Search the data for the word "screenshot" and copy out every line that has it.

Website and app data records

□ □ □ □

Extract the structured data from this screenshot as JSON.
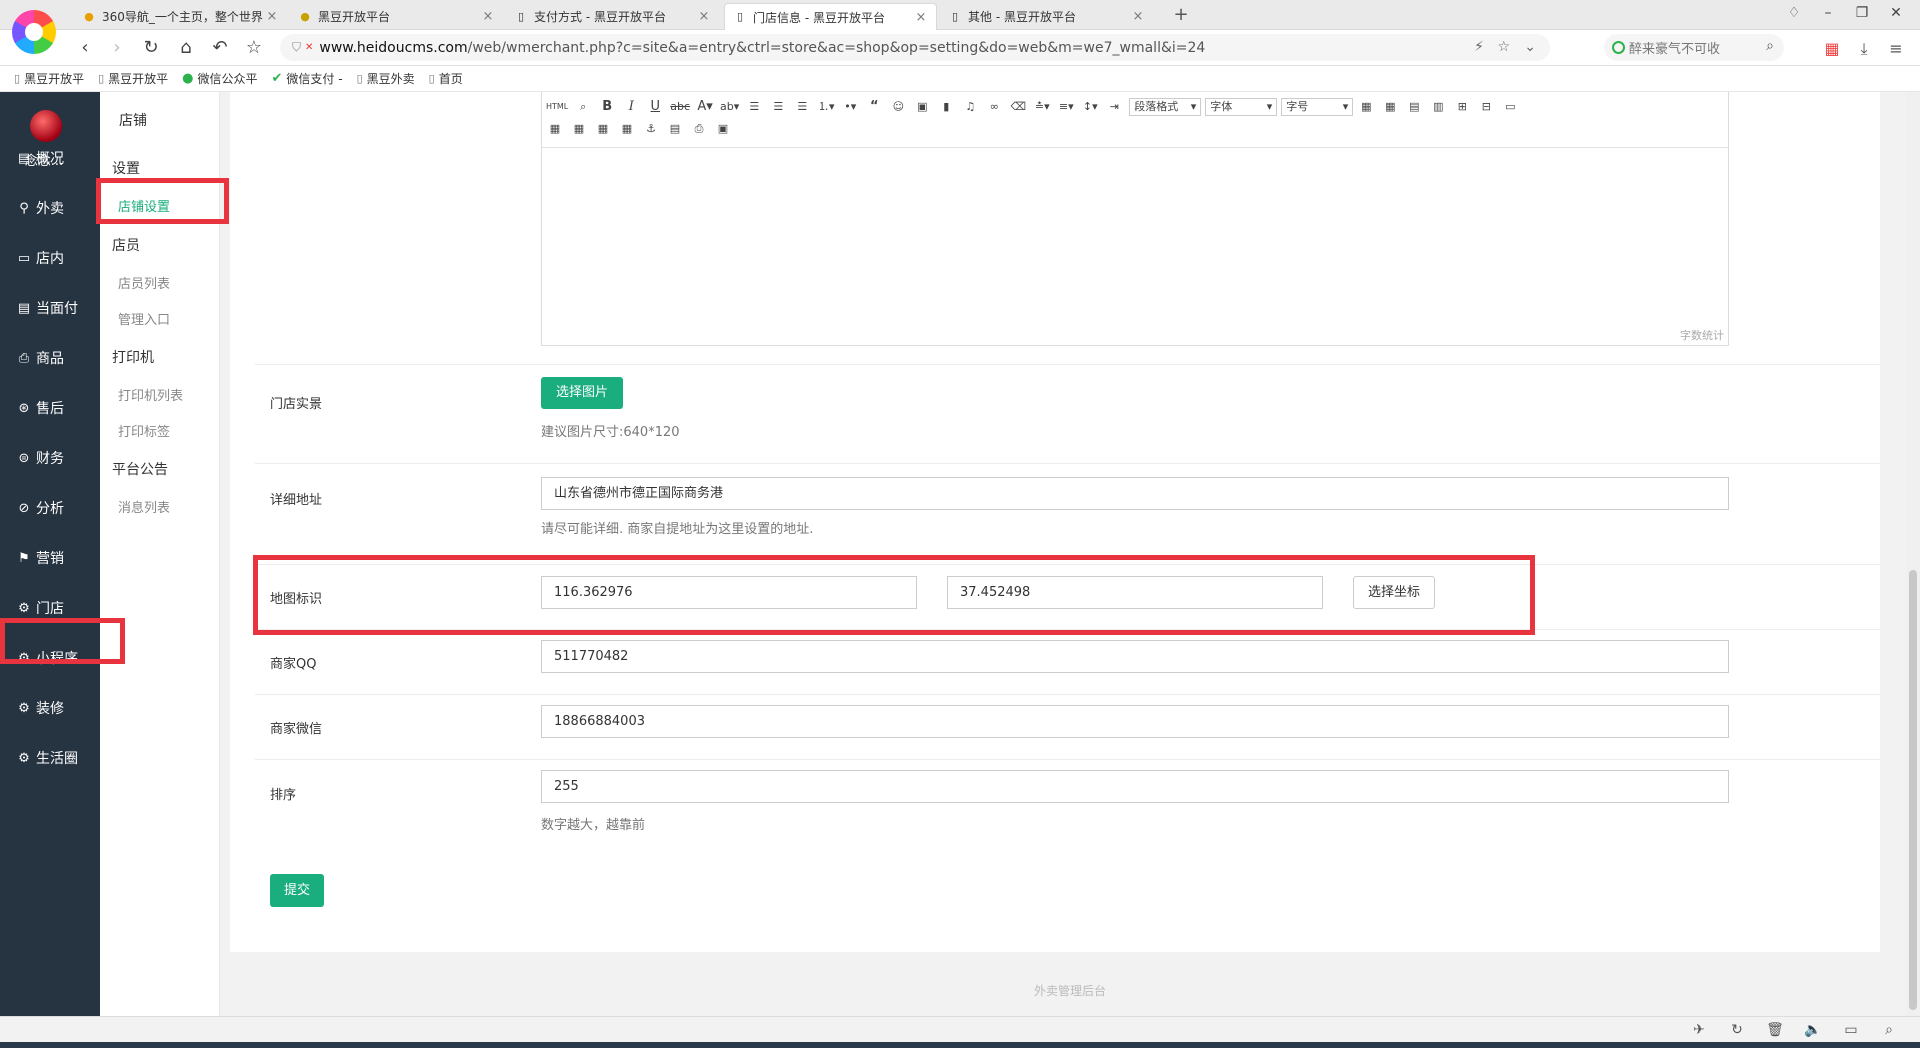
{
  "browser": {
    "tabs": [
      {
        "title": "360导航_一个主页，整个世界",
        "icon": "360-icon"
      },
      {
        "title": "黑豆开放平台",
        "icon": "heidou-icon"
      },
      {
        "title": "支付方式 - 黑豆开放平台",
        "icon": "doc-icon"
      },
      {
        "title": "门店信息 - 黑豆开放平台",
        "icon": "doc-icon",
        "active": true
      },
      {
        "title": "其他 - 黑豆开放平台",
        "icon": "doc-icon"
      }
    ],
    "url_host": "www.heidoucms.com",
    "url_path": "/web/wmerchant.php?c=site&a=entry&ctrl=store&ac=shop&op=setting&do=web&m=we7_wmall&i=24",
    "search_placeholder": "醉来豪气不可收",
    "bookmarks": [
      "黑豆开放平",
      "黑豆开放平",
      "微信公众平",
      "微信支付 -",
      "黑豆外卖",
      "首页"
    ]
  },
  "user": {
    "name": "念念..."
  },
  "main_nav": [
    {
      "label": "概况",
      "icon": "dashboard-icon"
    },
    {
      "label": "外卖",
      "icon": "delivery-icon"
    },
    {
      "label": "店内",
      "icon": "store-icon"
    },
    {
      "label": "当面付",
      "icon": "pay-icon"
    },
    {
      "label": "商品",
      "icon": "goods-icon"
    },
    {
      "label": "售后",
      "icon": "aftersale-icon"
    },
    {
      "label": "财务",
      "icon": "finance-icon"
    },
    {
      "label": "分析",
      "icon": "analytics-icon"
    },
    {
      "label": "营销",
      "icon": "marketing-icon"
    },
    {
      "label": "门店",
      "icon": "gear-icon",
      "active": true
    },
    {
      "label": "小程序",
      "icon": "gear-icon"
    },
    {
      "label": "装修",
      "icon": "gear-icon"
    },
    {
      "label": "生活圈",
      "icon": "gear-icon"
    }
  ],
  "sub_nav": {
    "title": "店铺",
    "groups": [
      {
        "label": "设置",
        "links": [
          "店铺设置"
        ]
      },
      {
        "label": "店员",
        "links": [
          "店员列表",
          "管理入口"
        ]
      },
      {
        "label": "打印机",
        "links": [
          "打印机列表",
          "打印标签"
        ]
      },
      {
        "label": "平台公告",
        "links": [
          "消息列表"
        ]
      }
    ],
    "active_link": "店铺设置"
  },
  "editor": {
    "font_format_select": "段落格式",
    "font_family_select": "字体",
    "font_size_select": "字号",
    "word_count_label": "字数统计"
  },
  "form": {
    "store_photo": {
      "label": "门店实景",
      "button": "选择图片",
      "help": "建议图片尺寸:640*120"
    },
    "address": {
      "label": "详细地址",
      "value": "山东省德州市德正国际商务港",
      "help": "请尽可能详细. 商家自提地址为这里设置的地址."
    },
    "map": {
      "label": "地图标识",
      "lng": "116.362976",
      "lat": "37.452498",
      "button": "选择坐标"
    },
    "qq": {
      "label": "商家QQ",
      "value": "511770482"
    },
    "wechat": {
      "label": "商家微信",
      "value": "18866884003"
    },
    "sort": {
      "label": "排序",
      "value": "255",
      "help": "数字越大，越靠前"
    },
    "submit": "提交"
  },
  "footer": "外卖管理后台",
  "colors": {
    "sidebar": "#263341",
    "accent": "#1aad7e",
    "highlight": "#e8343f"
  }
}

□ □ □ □

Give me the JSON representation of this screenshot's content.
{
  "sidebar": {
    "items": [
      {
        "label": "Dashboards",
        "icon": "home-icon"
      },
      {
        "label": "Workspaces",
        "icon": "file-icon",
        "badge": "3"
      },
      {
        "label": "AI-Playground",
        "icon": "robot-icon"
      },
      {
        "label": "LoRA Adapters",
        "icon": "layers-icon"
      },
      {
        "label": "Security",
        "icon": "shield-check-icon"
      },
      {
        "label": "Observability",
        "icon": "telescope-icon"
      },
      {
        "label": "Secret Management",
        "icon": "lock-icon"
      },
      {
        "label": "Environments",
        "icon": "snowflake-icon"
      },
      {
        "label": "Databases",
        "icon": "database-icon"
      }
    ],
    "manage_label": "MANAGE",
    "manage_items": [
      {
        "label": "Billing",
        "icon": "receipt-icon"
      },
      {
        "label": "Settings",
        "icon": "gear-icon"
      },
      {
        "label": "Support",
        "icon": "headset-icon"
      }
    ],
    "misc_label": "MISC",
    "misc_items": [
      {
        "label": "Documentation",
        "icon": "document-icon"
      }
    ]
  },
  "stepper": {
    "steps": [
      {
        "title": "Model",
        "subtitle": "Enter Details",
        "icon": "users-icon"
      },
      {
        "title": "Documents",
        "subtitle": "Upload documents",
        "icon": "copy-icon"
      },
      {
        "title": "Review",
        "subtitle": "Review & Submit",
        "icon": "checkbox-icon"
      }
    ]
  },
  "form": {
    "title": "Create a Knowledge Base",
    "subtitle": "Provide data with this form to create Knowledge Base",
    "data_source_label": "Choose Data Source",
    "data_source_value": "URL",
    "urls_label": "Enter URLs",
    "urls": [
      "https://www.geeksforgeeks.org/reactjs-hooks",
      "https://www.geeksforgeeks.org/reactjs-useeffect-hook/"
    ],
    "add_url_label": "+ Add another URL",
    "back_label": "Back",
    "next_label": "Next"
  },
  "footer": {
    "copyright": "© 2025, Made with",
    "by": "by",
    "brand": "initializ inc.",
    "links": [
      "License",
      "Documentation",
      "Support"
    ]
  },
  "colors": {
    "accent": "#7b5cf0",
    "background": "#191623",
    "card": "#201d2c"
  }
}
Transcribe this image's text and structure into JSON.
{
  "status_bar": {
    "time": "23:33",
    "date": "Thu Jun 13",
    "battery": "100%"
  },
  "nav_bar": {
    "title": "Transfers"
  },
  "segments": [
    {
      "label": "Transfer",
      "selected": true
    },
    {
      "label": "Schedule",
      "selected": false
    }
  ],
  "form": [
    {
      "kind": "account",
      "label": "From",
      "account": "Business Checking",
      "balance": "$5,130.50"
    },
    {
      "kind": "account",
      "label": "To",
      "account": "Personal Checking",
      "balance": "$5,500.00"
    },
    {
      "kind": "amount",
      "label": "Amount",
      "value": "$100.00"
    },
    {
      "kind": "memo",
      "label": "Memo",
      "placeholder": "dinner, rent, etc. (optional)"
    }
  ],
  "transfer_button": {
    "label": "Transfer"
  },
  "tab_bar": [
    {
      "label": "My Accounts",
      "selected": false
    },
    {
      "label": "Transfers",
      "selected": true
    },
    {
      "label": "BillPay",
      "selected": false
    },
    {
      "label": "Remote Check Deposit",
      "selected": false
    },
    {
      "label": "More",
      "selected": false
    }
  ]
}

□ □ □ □

## Task answer
Extract the structured data from this screenshot as JSON.
Give me the JSON representation of this screenshot's content.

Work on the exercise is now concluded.